LISTED ENTRIES:
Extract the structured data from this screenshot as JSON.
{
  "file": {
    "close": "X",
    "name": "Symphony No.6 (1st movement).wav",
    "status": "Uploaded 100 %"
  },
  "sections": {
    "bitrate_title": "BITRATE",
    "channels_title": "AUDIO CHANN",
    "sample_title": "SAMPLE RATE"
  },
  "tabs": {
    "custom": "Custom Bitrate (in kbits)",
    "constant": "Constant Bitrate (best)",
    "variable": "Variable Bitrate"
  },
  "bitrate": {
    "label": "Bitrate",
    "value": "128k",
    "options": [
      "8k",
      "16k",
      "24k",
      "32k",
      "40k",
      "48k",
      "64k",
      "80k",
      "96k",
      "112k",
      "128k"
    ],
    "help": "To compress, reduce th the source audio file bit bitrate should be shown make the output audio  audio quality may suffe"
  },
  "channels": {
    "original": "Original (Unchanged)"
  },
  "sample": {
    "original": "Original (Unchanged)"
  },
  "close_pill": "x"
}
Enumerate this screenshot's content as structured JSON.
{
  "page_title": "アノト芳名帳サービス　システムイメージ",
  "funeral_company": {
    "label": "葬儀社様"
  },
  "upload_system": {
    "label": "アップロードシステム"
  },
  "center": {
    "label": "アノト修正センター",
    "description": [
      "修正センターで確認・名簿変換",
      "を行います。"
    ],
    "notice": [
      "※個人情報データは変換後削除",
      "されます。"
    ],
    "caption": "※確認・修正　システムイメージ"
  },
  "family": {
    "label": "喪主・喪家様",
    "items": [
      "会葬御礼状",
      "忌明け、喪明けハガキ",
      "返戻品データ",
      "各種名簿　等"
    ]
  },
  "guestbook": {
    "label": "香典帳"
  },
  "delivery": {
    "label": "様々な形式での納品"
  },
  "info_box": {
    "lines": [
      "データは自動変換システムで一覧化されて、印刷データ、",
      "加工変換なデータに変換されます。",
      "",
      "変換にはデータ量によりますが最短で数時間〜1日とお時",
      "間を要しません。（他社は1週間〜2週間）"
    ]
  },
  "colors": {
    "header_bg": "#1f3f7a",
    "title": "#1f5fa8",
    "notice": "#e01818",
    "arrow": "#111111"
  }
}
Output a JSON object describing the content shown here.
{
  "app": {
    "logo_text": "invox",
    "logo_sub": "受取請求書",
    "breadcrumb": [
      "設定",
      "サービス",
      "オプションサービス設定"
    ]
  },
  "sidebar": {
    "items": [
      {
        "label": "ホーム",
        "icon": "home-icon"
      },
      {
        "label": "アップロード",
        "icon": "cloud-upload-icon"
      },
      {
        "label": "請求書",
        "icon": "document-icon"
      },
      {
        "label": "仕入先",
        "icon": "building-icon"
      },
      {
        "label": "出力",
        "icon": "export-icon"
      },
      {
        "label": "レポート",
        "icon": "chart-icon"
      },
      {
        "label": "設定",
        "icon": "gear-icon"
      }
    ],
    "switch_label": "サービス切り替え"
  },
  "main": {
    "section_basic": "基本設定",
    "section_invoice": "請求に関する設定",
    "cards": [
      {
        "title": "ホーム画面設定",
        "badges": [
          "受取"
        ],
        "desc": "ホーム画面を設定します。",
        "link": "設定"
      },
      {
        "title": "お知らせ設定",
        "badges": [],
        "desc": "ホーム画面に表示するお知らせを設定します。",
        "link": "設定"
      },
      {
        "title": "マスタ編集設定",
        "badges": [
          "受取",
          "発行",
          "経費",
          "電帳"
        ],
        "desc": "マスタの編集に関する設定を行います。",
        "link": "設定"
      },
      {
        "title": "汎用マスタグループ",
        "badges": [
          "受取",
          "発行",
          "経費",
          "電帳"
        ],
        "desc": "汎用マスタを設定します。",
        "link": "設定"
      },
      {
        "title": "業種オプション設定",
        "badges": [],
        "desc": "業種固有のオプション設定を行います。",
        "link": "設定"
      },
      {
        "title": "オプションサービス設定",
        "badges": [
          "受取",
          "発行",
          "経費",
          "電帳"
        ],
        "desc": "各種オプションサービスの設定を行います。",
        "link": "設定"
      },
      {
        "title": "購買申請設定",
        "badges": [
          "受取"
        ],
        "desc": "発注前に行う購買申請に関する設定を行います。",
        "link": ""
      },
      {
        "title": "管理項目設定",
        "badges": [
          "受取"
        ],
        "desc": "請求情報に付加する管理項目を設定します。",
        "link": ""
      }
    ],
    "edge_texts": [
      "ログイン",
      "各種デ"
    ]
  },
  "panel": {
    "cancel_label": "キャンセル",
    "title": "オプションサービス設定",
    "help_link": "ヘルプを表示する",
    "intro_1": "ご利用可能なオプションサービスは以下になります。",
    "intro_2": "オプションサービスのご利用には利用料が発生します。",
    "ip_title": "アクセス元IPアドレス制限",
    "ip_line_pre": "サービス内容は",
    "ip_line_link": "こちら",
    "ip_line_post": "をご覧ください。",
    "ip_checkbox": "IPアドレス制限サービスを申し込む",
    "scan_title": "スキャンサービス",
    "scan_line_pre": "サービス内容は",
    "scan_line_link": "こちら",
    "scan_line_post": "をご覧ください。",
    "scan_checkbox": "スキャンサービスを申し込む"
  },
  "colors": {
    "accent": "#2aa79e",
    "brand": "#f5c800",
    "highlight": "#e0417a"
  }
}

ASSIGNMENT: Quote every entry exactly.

WRITTEN SOLUTION:
Extract the structured data from this screenshot as JSON.
{
  "file": {
    "close": "X",
    "name": "Symphony No.6 (1st movement).wav",
    "status": "Uploaded 100 %"
  },
  "sections": {
    "bitrate_title": "BITRATE",
    "channels_title": "AUDIO CHANN",
    "sample_title": "SAMPLE RATE"
  },
  "tabs": {
    "custom": "Custom Bitrate (in kbits)",
    "constant": "Constant Bitrate (best)",
    "variable": "Variable Bitrate"
  },
  "bitrate": {
    "label": "Bitrate",
    "value": "128k",
    "options": [
      "8k",
      "16k",
      "24k",
      "32k",
      "40k",
      "48k",
      "64k",
      "80k",
      "96k",
      "112k",
      "128k"
    ],
    "help": "To compress, reduce th the source audio file bit bitrate should be shown make the output audio  audio quality may suffe"
  },
  "channels": {
    "original": "Original (Unchanged)"
  },
  "sample": {
    "original": "Original (Unchanged)"
  },
  "close_pill": "x"
}
Enumerate this screenshot's content as structured JSON.
{
  "page_title": "アノト芳名帳サービス　システムイメージ",
  "funeral_company": {
    "label": "葬儀社様"
  },
  "upload_system": {
    "label": "アップロードシステム"
  },
  "center": {
    "label": "アノト修正センター",
    "description": [
      "修正センターで確認・名簿変換",
      "を行います。"
    ],
    "notice": [
      "※個人情報データは変換後削除",
      "されます。"
    ],
    "caption": "※確認・修正　システムイメージ"
  },
  "family": {
    "label": "喪主・喪家様",
    "items": [
      "会葬御礼状",
      "忌明け、喪明けハガキ",
      "返戻品データ",
      "各種名簿　等"
    ]
  },
  "guestbook": {
    "label": "香典帳"
  },
  "delivery": {
    "label": "様々な形式での納品"
  },
  "info_box": {
    "lines": [
      "データは自動変換システムで一覧化されて、印刷データ、",
      "加工変換なデータに変換されます。",
      "",
      "変換にはデータ量によりますが最短で数時間〜1日とお時",
      "間を要しません。（他社は1週間〜2週間）"
    ]
  },
  "colors": {
    "header_bg": "#1f3f7a",
    "title": "#1f5fa8",
    "notice": "#e01818",
    "arrow": "#111111"
  }
}
Output a JSON object describing the content shown here.
{
  "app": {
    "logo_text": "invox",
    "logo_sub": "受取請求書",
    "breadcrumb": [
      "設定",
      "サービス",
      "オプションサービス設定"
    ]
  },
  "sidebar": {
    "items": [
      {
        "label": "ホーム",
        "icon": "home-icon"
      },
      {
        "label": "アップロード",
        "icon": "cloud-upload-icon"
      },
      {
        "label": "請求書",
        "icon": "document-icon"
      },
      {
        "label": "仕入先",
        "icon": "building-icon"
      },
      {
        "label": "出力",
        "icon": "export-icon"
      },
      {
        "label": "レポート",
        "icon": "chart-icon"
      },
      {
        "label": "設定",
        "icon": "gear-icon"
      }
    ],
    "switch_label": "サービス切り替え"
  },
  "main": {
    "section_basic": "基本設定",
    "section_invoice": "請求に関する設定",
    "cards": [
      {
        "title": "ホーム画面設定",
        "badges": [
          "受取"
        ],
        "desc": "ホーム画面を設定します。",
        "link": "設定"
      },
      {
        "title": "お知らせ設定",
        "badges": [],
        "desc": "ホーム画面に表示するお知らせを設定します。",
        "link": "設定"
      },
      {
        "title": "マスタ編集設定",
        "badges": [
          "受取",
          "発行",
          "経費",
          "電帳"
        ],
        "desc": "マスタの編集に関する設定を行います。",
        "link": "設定"
      },
      {
        "title": "汎用マスタグループ",
        "badges": [
          "受取",
          "発行",
          "経費",
          "電帳"
        ],
        "desc": "汎用マスタを設定します。",
        "link": "設定"
      },
      {
        "title": "業種オプション設定",
        "badges": [],
        "desc": "業種固有のオプション設定を行います。",
        "link": "設定"
      },
      {
        "title": "オプションサービス設定",
        "badges": [
          "受取",
          "発行",
          "経費",
          "電帳"
        ],
        "desc": "各種オプションサービスの設定を行います。",
        "link": "設定"
      },
      {
        "title": "購買申請設定",
        "badges": [
          "受取"
        ],
        "desc": "発注前に行う購買申請に関する設定を行います。",
        "link": ""
      },
      {
        "title": "管理項目設定",
        "badges": [
          "受取"
        ],
        "desc": "請求情報に付加する管理項目を設定します。",
        "link": ""
      }
    ],
    "edge_texts": [
      "ログイン",
      "各種デ"
    ]
  },
  "panel": {
    "cancel_label": "キャンセル",
    "title": "オプションサービス設定",
    "help_link": "ヘルプを表示する",
    "intro_1": "ご利用可能なオプションサービスは以下になります。",
    "intro_2": "オプションサービスのご利用には利用料が発生します。",
    "ip_title": "アクセス元IPアドレス制限",
    "ip_line_pre": "サービス内容は",
    "ip_line_link": "こちら",
    "ip_line_post": "をご覧ください。",
    "ip_checkbox": "IPアドレス制限サービスを申し込む",
    "scan_title": "スキャンサービス",
    "scan_line_pre": "サービス内容は",
    "scan_line_link": "こちら",
    "scan_line_post": "をご覧ください。",
    "scan_checkbox": "スキャンサービスを申し込む"
  },
  "colors": {
    "accent": "#2aa79e",
    "brand": "#f5c800",
    "highlight": "#e0417a"
  }
}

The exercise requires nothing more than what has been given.